* **Problem to solve**: Among the lines of the records below, copy those that hold the word "Usuários".
━━━━━━━━━━━━━━━━
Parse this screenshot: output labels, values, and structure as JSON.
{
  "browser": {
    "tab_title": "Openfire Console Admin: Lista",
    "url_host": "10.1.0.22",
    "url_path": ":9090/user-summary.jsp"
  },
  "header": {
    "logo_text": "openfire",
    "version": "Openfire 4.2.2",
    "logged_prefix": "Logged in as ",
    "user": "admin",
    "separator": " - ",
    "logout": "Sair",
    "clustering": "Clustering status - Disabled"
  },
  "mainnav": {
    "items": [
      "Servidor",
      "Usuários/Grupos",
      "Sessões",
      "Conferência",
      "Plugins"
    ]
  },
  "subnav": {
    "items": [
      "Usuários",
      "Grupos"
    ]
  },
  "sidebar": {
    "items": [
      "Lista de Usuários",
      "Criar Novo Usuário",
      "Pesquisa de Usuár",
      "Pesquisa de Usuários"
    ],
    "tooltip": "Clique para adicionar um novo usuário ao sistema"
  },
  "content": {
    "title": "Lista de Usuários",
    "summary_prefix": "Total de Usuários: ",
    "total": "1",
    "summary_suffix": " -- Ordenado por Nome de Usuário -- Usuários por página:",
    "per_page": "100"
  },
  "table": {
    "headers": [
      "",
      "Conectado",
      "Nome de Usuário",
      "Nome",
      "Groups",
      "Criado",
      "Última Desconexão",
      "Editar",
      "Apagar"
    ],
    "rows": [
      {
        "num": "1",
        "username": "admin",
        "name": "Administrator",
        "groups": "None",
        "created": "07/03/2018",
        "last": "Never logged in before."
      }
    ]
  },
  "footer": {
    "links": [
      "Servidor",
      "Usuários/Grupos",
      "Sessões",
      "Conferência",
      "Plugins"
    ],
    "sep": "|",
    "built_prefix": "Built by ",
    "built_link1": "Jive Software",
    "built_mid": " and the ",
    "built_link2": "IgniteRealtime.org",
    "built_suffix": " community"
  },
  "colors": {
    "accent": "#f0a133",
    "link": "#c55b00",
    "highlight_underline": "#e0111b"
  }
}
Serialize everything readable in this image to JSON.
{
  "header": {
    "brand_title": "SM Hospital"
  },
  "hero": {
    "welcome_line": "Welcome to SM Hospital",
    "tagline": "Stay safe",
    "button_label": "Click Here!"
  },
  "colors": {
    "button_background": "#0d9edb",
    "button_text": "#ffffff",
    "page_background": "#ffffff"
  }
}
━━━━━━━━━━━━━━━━
* **Your response**:
      "Usuários/Grupos",
      "Usuários",
      "Lista de Usuários",
      "Pesquisa de Usuários"
    "title": "Lista de Usuários",
    "summary_prefix": "Total de Usuários: ",
    "summary_suffix": " -- Ordenado por Nome de Usuário -- Usuários por página:",
      "Usuários/Grupos",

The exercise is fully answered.